• _Work item_
Nothing should be left out. Give all the data again exactly as written.

(Excerpts from an interface dataset)

————————

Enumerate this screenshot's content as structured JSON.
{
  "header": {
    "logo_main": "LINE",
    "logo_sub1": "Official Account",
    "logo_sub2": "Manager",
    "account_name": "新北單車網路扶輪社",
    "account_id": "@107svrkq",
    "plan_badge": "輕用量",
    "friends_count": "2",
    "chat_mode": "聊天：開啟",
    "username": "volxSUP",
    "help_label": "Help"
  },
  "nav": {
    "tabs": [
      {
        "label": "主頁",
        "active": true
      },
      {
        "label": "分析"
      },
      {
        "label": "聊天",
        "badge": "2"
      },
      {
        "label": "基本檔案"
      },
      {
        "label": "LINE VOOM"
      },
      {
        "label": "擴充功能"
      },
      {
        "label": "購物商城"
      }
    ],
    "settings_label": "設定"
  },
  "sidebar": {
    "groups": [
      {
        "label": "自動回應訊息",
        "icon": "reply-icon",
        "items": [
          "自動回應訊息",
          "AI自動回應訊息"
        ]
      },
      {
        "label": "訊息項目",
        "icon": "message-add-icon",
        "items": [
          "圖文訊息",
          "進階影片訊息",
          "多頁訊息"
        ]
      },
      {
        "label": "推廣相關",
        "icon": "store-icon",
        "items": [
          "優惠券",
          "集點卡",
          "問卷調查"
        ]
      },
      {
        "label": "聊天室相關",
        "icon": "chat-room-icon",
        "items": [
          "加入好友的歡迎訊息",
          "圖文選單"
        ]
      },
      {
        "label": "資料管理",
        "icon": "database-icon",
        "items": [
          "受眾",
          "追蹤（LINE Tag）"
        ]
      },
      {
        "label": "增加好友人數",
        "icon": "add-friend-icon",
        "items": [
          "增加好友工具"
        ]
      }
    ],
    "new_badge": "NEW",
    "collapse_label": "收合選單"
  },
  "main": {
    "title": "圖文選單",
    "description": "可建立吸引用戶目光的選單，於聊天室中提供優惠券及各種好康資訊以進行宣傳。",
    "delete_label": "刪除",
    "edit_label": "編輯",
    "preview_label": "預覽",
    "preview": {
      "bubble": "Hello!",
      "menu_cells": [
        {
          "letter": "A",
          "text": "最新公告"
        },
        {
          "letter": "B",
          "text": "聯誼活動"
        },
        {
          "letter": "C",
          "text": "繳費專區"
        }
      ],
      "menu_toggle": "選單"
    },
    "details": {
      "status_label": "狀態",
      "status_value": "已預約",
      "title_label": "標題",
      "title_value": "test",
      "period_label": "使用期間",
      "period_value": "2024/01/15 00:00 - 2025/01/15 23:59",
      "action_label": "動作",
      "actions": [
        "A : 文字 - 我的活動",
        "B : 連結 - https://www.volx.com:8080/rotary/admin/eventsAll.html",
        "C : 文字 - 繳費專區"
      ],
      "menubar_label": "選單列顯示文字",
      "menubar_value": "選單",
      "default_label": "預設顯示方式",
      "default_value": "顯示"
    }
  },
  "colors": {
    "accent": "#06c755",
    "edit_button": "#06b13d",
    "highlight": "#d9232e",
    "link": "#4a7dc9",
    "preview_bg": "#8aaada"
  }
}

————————

• _Response to the exercise_
Enumerate this screenshot's content as structured JSON.
{
  "header": {
    "logo_main": "LINE",
    "logo_sub1": "Official Account",
    "logo_sub2": "Manager",
    "account_name": "新北單車網路扶輪社",
    "account_id": "@107svrkq",
    "plan_badge": "輕用量",
    "friends_count": "2",
    "chat_mode": "聊天：開啟",
    "username": "volxSUP",
    "help_label": "Help"
  },
  "nav": {
    "tabs": [
      {
        "label": "主頁",
        "active": true
      },
      {
        "label": "分析"
      },
      {
        "label": "聊天",
        "badge": "2"
      },
      {
        "label": "基本檔案"
      },
      {
        "label": "LINE VOOM"
      },
      {
        "label": "擴充功能"
      },
      {
        "label": "購物商城"
      }
    ],
    "settings_label": "設定"
  },
  "sidebar": {
    "groups": [
      {
        "label": "自動回應訊息",
        "icon": "reply-icon",
        "items": [
          "自動回應訊息",
          "AI自動回應訊息"
        ]
      },
      {
        "label": "訊息項目",
        "icon": "message-add-icon",
        "items": [
          "圖文訊息",
          "進階影片訊息",
          "多頁訊息"
        ]
      },
      {
        "label": "推廣相關",
        "icon": "store-icon",
        "items": [
          "優惠券",
          "集點卡",
          "問卷調查"
        ]
      },
      {
        "label": "聊天室相關",
        "icon": "chat-room-icon",
        "items": [
          "加入好友的歡迎訊息",
          "圖文選單"
        ]
      },
      {
        "label": "資料管理",
        "icon": "database-icon",
        "items": [
          "受眾",
          "追蹤（LINE Tag）"
        ]
      },
      {
        "label": "增加好友人數",
        "icon": "add-friend-icon",
        "items": [
          "增加好友工具"
        ]
      }
    ],
    "new_badge": "NEW",
    "collapse_label": "收合選單"
  },
  "main": {
    "title": "圖文選單",
    "description": "可建立吸引用戶目光的選單，於聊天室中提供優惠券及各種好康資訊以進行宣傳。",
    "delete_label": "刪除",
    "edit_label": "編輯",
    "preview_label": "預覽",
    "preview": {
      "bubble": "Hello!",
      "menu_cells": [
        {
          "letter": "A",
          "text": "最新公告"
        },
        {
          "letter": "B",
          "text": "聯誼活動"
        },
        {
          "letter": "C",
          "text": "繳費專區"
        }
      ],
      "menu_toggle": "選單"
    },
    "details": {
      "status_label": "狀態",
      "status_value": "已預約",
      "title_label": "標題",
      "title_value": "test",
      "period_label": "使用期間",
      "period_value": "2024/01/15 00:00 - 2025/01/15 23:59",
      "action_label": "動作",
      "actions": [
        "A : 文字 - 我的活動",
        "B : 連結 - https://www.volx.com:8080/rotary/admin/eventsAll.html",
        "C : 文字 - 繳費專區"
      ],
      "menubar_label": "選單列顯示文字",
      "menubar_value": "選單",
      "default_label": "預設顯示方式",
      "default_value": "顯示"
    }
  },
  "colors": {
    "accent": "#06c755",
    "edit_button": "#06b13d",
    "highlight": "#d9232e",
    "link": "#4a7dc9",
    "preview_bg": "#8aaada"
  }
}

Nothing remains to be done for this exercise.